Feted Tidjane Thiam steps down as Credit Suisse CEO
Amid a spy scandal that is still rocking the reputation of staid Swiss companies, and shareholders wanting him to say, Thiam is going
Zurich — Credit Suisse Group said CEO Tidjane Thiam is resigning, a stunning reversal for the executive who was backed by key shareholders after a damaging spying scandal.
Thiam will be replaced by Thomas Gottstein, a 20-year veteran of the bank who leads the Swiss unit. The bank also said chair Urs Rohner has the board’s “unanimous” backing to complete his term until April 2021.
Thiam will step down after presenting the Zurich-based bank’s fourth-quarter and full-year results next week, the lender said in a statement on Friday.
The decision is the culmination of a conflict between the CEO and Rohner that escalated after a recent spying scandal dented the bank’s reputation and prompted difficult questions about the culture at the top of the firm. While Thiam was cleared in an internal probe and a close lieutenant of his took the fall, the bank has struggled to move beyond the scandal after more cases surfaced.
Top shareholders, including Harris Associates, Silchester International Investors and Eminence Capital, had warned the board of directors ahead of this week’s meeting that they shouldn’t take action against the CEO. Instead, they urged Rohner to back Thiam or step down himself, in an unusual public display of support for the CEO.
“Tidjane has made an enormous contribution to Credit Suisse since he joined us in 2015. It is to his credit that Credit Suisse is standing on a very solid foundation and has returned successfully to profit,” Rohner said in the statement.
For Thiam, who was born in Africa and previously held top roles at Aviva and Prudential, the departure blemishes a largely successful four years at Credit Suisse, which he pivoted away from volatile trading and towards the more stable business of catering to affluent clients. While the shares lost about half their value during his tenure, he won shareholder support for stabilising the franchise by scaling back trading and bolstering wealth management.
The troubles started in September when it emerged that the bank spied on star banker Iqbal Khan after he announced he was joining crosstown rival UBS Group. The details that emerged in the wake of the scandal, including a personal falling-out between the two executives earlier that year and the suicide of a contractor, rattled business circles in Zurich, which normally enjoys a reputation for quiet professionalism.
An internal probe by the bank concluded that Thiam didn’t know about the spying, and that COO Pierre-Olivier Bouée was responsible. Bouée was fired late last year. It soon emerged that HR chief Peter Goerke was also followed, which the bank also blamed on Bouée.
The spying scandal underscores the risk of reputational damage to companies if their top executives are seen as running afoul of ethical standards

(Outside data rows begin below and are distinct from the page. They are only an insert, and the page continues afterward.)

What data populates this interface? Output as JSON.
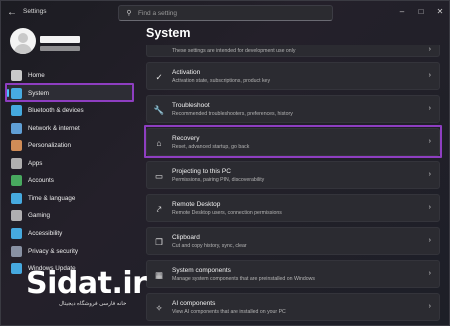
{
  "window": {
    "title": "Settings",
    "back_icon": "back-arrow-icon",
    "controls": [
      "minimize-icon",
      "maximize-icon",
      "close-icon"
    ]
  },
  "search": {
    "placeholder": "Find a setting",
    "icon": "search-icon"
  },
  "sidebar": {
    "items": [
      {
        "label": "Home",
        "icon": "home-icon",
        "color": "#e8e8e8",
        "active": false
      },
      {
        "label": "System",
        "icon": "system-icon",
        "color": "#4cc2ff",
        "active": true
      },
      {
        "label": "Bluetooth & devices",
        "icon": "bluetooth-icon",
        "color": "#4cc2ff",
        "active": false
      },
      {
        "label": "Network & internet",
        "icon": "network-icon",
        "color": "#6cb6f5",
        "active": false
      },
      {
        "label": "Personalization",
        "icon": "brush-icon",
        "color": "#f0a060",
        "active": false
      },
      {
        "label": "Apps",
        "icon": "apps-icon",
        "color": "#c9c9c9",
        "active": false
      },
      {
        "label": "Accounts",
        "icon": "accounts-icon",
        "color": "#4fc26a",
        "active": false
      },
      {
        "label": "Time & language",
        "icon": "clock-icon",
        "color": "#4cc2ff",
        "active": false
      },
      {
        "label": "Gaming",
        "icon": "gamepad-icon",
        "color": "#c9c9c9",
        "active": false
      },
      {
        "label": "Accessibility",
        "icon": "accessibility-icon",
        "color": "#4cc2ff",
        "active": false
      },
      {
        "label": "Privacy & security",
        "icon": "shield-icon",
        "color": "#9aa6b8",
        "active": false
      },
      {
        "label": "Windows Update",
        "icon": "update-icon",
        "color": "#4cc2ff",
        "active": false
      }
    ]
  },
  "main": {
    "title": "System",
    "top_strip_text": "These settings are intended for development use only",
    "cards": [
      {
        "title": "Activation",
        "subtitle": "Activation state, subscriptions, product key",
        "icon": "activation-icon",
        "glyph": "✓"
      },
      {
        "title": "Troubleshoot",
        "subtitle": "Recommended troubleshooters, preferences, history",
        "icon": "wrench-icon",
        "glyph": "🔧"
      },
      {
        "title": "Recovery",
        "subtitle": "Reset, advanced startup, go back",
        "icon": "recovery-icon",
        "glyph": "⌂"
      },
      {
        "title": "Projecting to this PC",
        "subtitle": "Permissions, pairing PIN, discoverability",
        "icon": "projecting-icon",
        "glyph": "▭"
      },
      {
        "title": "Remote Desktop",
        "subtitle": "Remote Desktop users, connection permissions",
        "icon": "remote-desktop-icon",
        "glyph": "⤤"
      },
      {
        "title": "Clipboard",
        "subtitle": "Cut and copy history, sync, clear",
        "icon": "clipboard-icon",
        "glyph": "❐"
      },
      {
        "title": "System components",
        "subtitle": "Manage system components that are preinstalled on Windows",
        "icon": "components-icon",
        "glyph": "▦"
      },
      {
        "title": "AI components",
        "subtitle": "View AI components that are installed on your PC",
        "icon": "ai-components-icon",
        "glyph": "✧"
      }
    ],
    "chevron": "›"
  },
  "watermark": {
    "brand": "Sidat.ir",
    "tagline": "خانه فارسی فروشگاه دیجیتال"
  },
  "accent": "#4cc2ff",
  "highlight_color": "#8e3ec1"
}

“I had no knowledge of the observation of two former colleagues,” Thiam said in the statement. “It undoubtedly disturbed Credit Suisse and caused anxiety and hurt. I regret that this happened and it should never have taken place.”
Gottstein is CEO of Credit Suisse Switzerland and has been in the banking industry for 30 years, including more than 20 at Credit Suisse. His experience includes 13 years spent in investment banking in London, as well as in private banking.
A third case, involving a former Credit Suisse employee in the US who claims she was spied on a couple of years before, was also probed and rejected by the bank. However, lawyers for Credit Suisse still looked into the matter as recently as last week, Bloomberg reported on Tuesday.
The spying scandal underscores the risk of reputational damage to companies if their top executives are seen as running afoul of ethical standards. Barclays CEO Jes Staley just survived a year-long regulatory probe into his attempts to unmask a whistle-blower, escaping with a fine in 2018. The British lender reprimanded Staley after discovering he had twice tried to identify a whistle-blower who had raised concerns about his recruitment of a former colleague.
Thiam took over at Credit Suisse in mid-2015 and quickly outlined a plan to slash costs, boost profitability and increase his firm’s financial strength. A former politician and insurance executive, he had no direct experience in investment banking, a business that became one of his biggest headaches at the bank. He was blindsided by losses at the credit unit in 2016, pushing him to accelerate cost cuts.
While the cost reductions were successful, the bank initially saw revenue fall under his watch, and the CEO had to tap investors for fresh capital to finance his turnaround plan. The measures started to pay off last year as earnings bucked the gloom facing other European banks and wealthy clients added new money, but by December, Thiam had to cut a profitability target and warned of a loss at the investment banking and capital markets business.
Born in Ivory Coast, raised in Morocco and educated in France at the elite École Polytechnique, the francophone Thiam has spent a lifetime defying the odds. By his mid-20s, he was working in Paris for McKinsey, the high temple of consulting. By his mid-30s, he was back in Ivory Coast — and under house arrest following a military coup. By his late-40s, he was in Britain, as the first black executive of a FTSE-100 company.